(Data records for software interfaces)
┄┄┄┄┄┄

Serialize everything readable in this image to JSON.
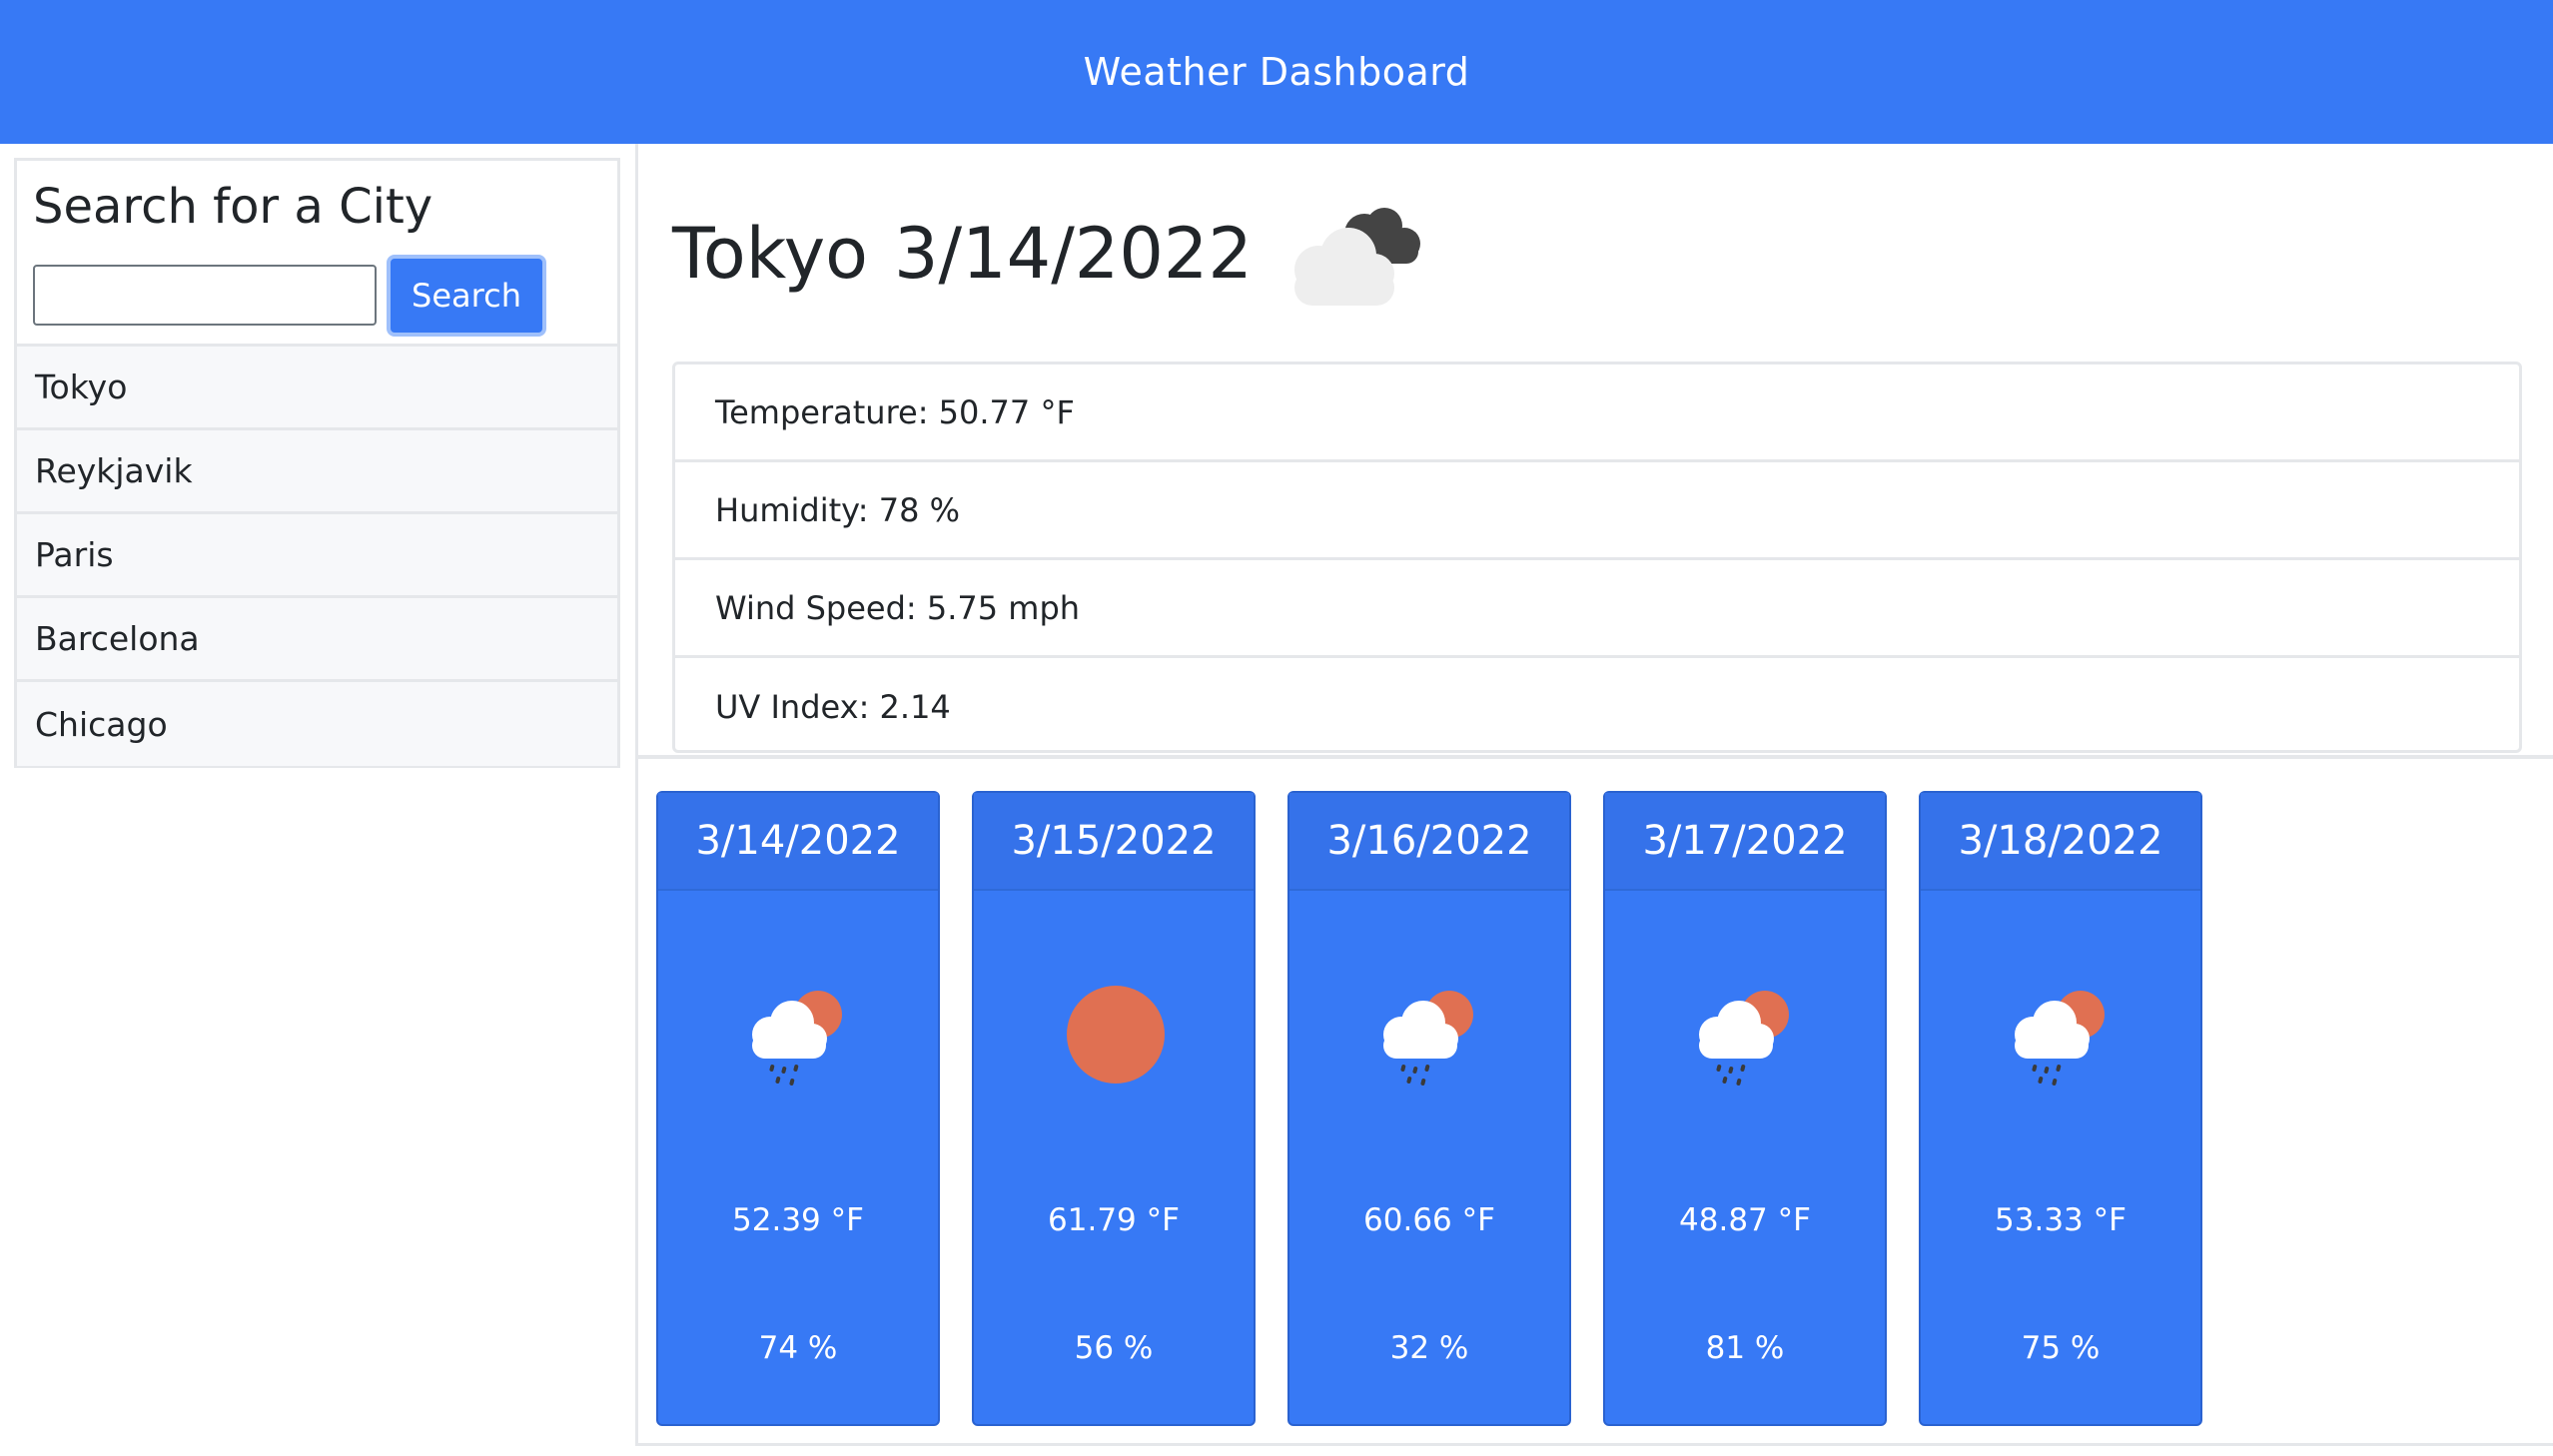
{
  "header": {
    "title": "Weather Dashboard"
  },
  "sidebar": {
    "heading": "Search for a City",
    "search": {
      "value": "",
      "placeholder": "",
      "button_label": "Search"
    },
    "cities": [
      "Tokyo",
      "Reykjavik",
      "Paris",
      "Barcelona",
      "Chicago"
    ]
  },
  "current": {
    "city": "Tokyo",
    "date": "3/14/2022",
    "icon": "broken-clouds-icon",
    "temperature": "Temperature: 50.77 °F",
    "humidity": "Humidity: 78 %",
    "wind": "Wind Speed: 5.75 mph",
    "uv": "UV Index: 2.14"
  },
  "forecast": [
    {
      "date": "3/14/2022",
      "icon": "rain-icon",
      "temp": "52.39 °F",
      "humidity": "74 %"
    },
    {
      "date": "3/15/2022",
      "icon": "clear-sky-icon",
      "temp": "61.79 °F",
      "humidity": "56 %"
    },
    {
      "date": "3/16/2022",
      "icon": "rain-icon",
      "temp": "60.66 °F",
      "humidity": "32 %"
    },
    {
      "date": "3/17/2022",
      "icon": "rain-icon",
      "temp": "48.87 °F",
      "humidity": "81 %"
    },
    {
      "date": "3/18/2022",
      "icon": "rain-icon",
      "temp": "53.33 °F",
      "humidity": "75 %"
    }
  ],
  "colors": {
    "primary": "#3779f5",
    "sun": "#e07052",
    "cloud_light": "#eeeeee",
    "cloud_dark": "#444444"
  }
}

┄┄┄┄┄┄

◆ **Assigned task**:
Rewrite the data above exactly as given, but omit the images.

◆ **Answer to the problem**:
Serialize everything readable in this image to JSON.
{
  "header": {
    "title": "Weather Dashboard"
  },
  "sidebar": {
    "heading": "Search for a City",
    "search": {
      "value": "",
      "placeholder": "",
      "button_label": "Search"
    },
    "cities": [
      "Tokyo",
      "Reykjavik",
      "Paris",
      "Barcelona",
      "Chicago"
    ]
  },
  "current": {
    "city": "Tokyo",
    "date": "3/14/2022",
    "icon": "broken-clouds-icon",
    "temperature": "Temperature: 50.77 °F",
    "humidity": "Humidity: 78 %",
    "wind": "Wind Speed: 5.75 mph",
    "uv": "UV Index: 2.14"
  },
  "forecast": [
    {
      "date": "3/14/2022",
      "icon": "rain-icon",
      "temp": "52.39 °F",
      "humidity": "74 %"
    },
    {
      "date": "3/15/2022",
      "icon": "clear-sky-icon",
      "temp": "61.79 °F",
      "humidity": "56 %"
    },
    {
      "date": "3/16/2022",
      "icon": "rain-icon",
      "temp": "60.66 °F",
      "humidity": "32 %"
    },
    {
      "date": "3/17/2022",
      "icon": "rain-icon",
      "temp": "48.87 °F",
      "humidity": "81 %"
    },
    {
      "date": "3/18/2022",
      "icon": "rain-icon",
      "temp": "53.33 °F",
      "humidity": "75 %"
    }
  ],
  "colors": {
    "primary": "#3779f5",
    "sun": "#e07052",
    "cloud_light": "#eeeeee",
    "cloud_dark": "#444444"
  }
}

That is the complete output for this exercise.